THE PROBLEM: Everything in the records except the pictures should come back exactly as written.

RECORDS SUPPLIED:
§ §
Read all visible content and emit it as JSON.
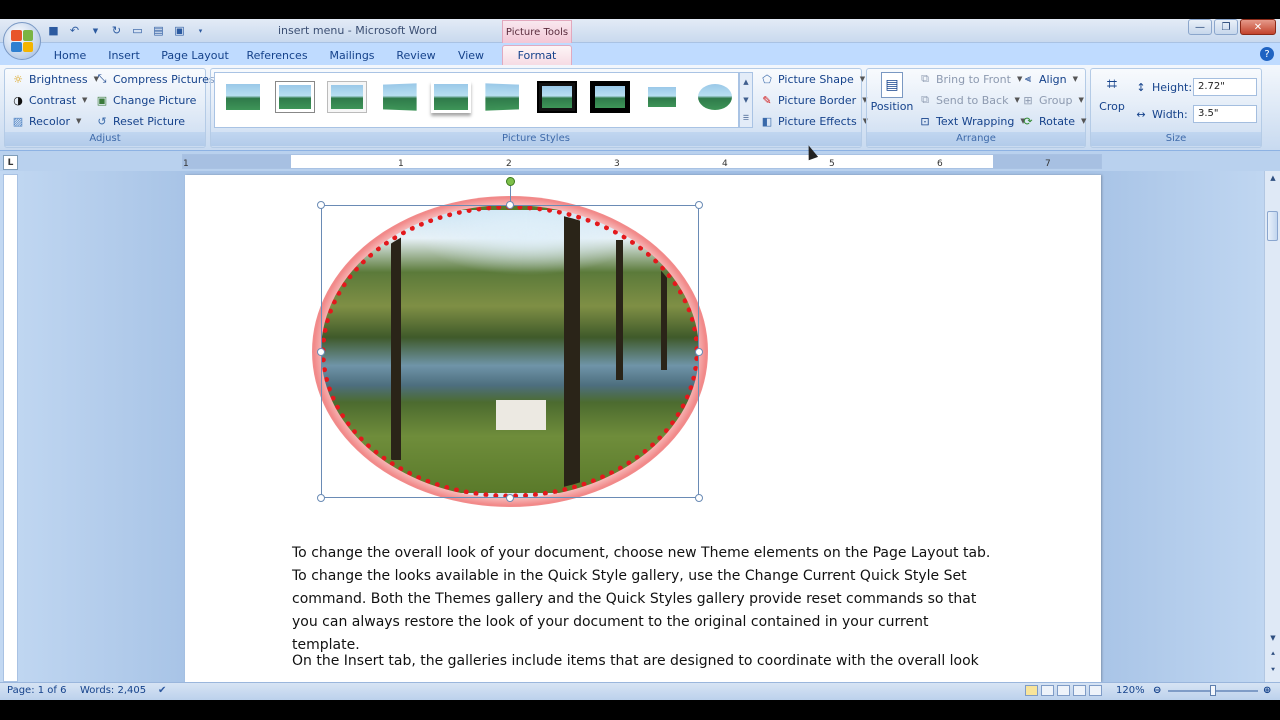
{
  "window": {
    "title": "insert menu - Microsoft Word",
    "contextual_tab_group": "Picture Tools"
  },
  "tabs": [
    {
      "label": "Home"
    },
    {
      "label": "Insert"
    },
    {
      "label": "Page Layout"
    },
    {
      "label": "References"
    },
    {
      "label": "Mailings"
    },
    {
      "label": "Review"
    },
    {
      "label": "View"
    },
    {
      "label": "Format"
    }
  ],
  "ribbon": {
    "adjust": {
      "label": "Adjust",
      "brightness": "Brightness",
      "contrast": "Contrast",
      "recolor": "Recolor",
      "compress": "Compress Pictures",
      "change": "Change Picture",
      "reset": "Reset Picture"
    },
    "picture_styles": {
      "label": "Picture Styles",
      "picture_shape": "Picture Shape",
      "picture_border": "Picture Border",
      "picture_effects": "Picture Effects"
    },
    "arrange": {
      "label": "Arrange",
      "position": "Position",
      "bring_to_front": "Bring to Front",
      "send_to_back": "Send to Back",
      "text_wrapping": "Text Wrapping",
      "align": "Align",
      "group": "Group",
      "rotate": "Rotate"
    },
    "size": {
      "label": "Size",
      "crop": "Crop",
      "height_label": "Height:",
      "height_value": "2.72\"",
      "width_label": "Width:",
      "width_value": "3.5\""
    }
  },
  "ruler": {
    "numbers": [
      "1",
      "1",
      "2",
      "3",
      "4",
      "5",
      "6",
      "7"
    ]
  },
  "document": {
    "para1": "To change the overall look of your document, choose new Theme elements on the Page Layout tab. To change the looks available in the Quick Style gallery, use the Change Current Quick Style Set command. Both the Themes gallery and the Quick Styles gallery provide reset commands so that you can always restore the look of your document to the original contained in your current template.",
    "para2": "On the Insert tab, the galleries include items that are designed to coordinate with the overall look of"
  },
  "statusbar": {
    "page": "Page: 1 of 6",
    "words": "Words: 2,405",
    "zoom": "120%"
  },
  "colors": {
    "picture_border": "#e3181c",
    "ribbon_bg": "#dae6f5",
    "contextual_tab": "#f3c7d6"
  }
}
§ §
EXPECTED ANSWER:
Read all visible content and emit it as JSON.
{
  "window": {
    "title": "insert menu - Microsoft Word",
    "contextual_tab_group": "Picture Tools"
  },
  "tabs": [
    {
      "label": "Home"
    },
    {
      "label": "Insert"
    },
    {
      "label": "Page Layout"
    },
    {
      "label": "References"
    },
    {
      "label": "Mailings"
    },
    {
      "label": "Review"
    },
    {
      "label": "View"
    },
    {
      "label": "Format"
    }
  ],
  "ribbon": {
    "adjust": {
      "label": "Adjust",
      "brightness": "Brightness",
      "contrast": "Contrast",
      "recolor": "Recolor",
      "compress": "Compress Pictures",
      "change": "Change Picture",
      "reset": "Reset Picture"
    },
    "picture_styles": {
      "label": "Picture Styles",
      "picture_shape": "Picture Shape",
      "picture_border": "Picture Border",
      "picture_effects": "Picture Effects"
    },
    "arrange": {
      "label": "Arrange",
      "position": "Position",
      "bring_to_front": "Bring to Front",
      "send_to_back": "Send to Back",
      "text_wrapping": "Text Wrapping",
      "align": "Align",
      "group": "Group",
      "rotate": "Rotate"
    },
    "size": {
      "label": "Size",
      "crop": "Crop",
      "height_label": "Height:",
      "height_value": "2.72\"",
      "width_label": "Width:",
      "width_value": "3.5\""
    }
  },
  "ruler": {
    "numbers": [
      "1",
      "1",
      "2",
      "3",
      "4",
      "5",
      "6",
      "7"
    ]
  },
  "document": {
    "para1": "To change the overall look of your document, choose new Theme elements on the Page Layout tab. To change the looks available in the Quick Style gallery, use the Change Current Quick Style Set command. Both the Themes gallery and the Quick Styles gallery provide reset commands so that you can always restore the look of your document to the original contained in your current template.",
    "para2": "On the Insert tab, the galleries include items that are designed to coordinate with the overall look of"
  },
  "statusbar": {
    "page": "Page: 1 of 6",
    "words": "Words: 2,405",
    "zoom": "120%"
  },
  "colors": {
    "picture_border": "#e3181c",
    "ribbon_bg": "#dae6f5",
    "contextual_tab": "#f3c7d6"
  }
}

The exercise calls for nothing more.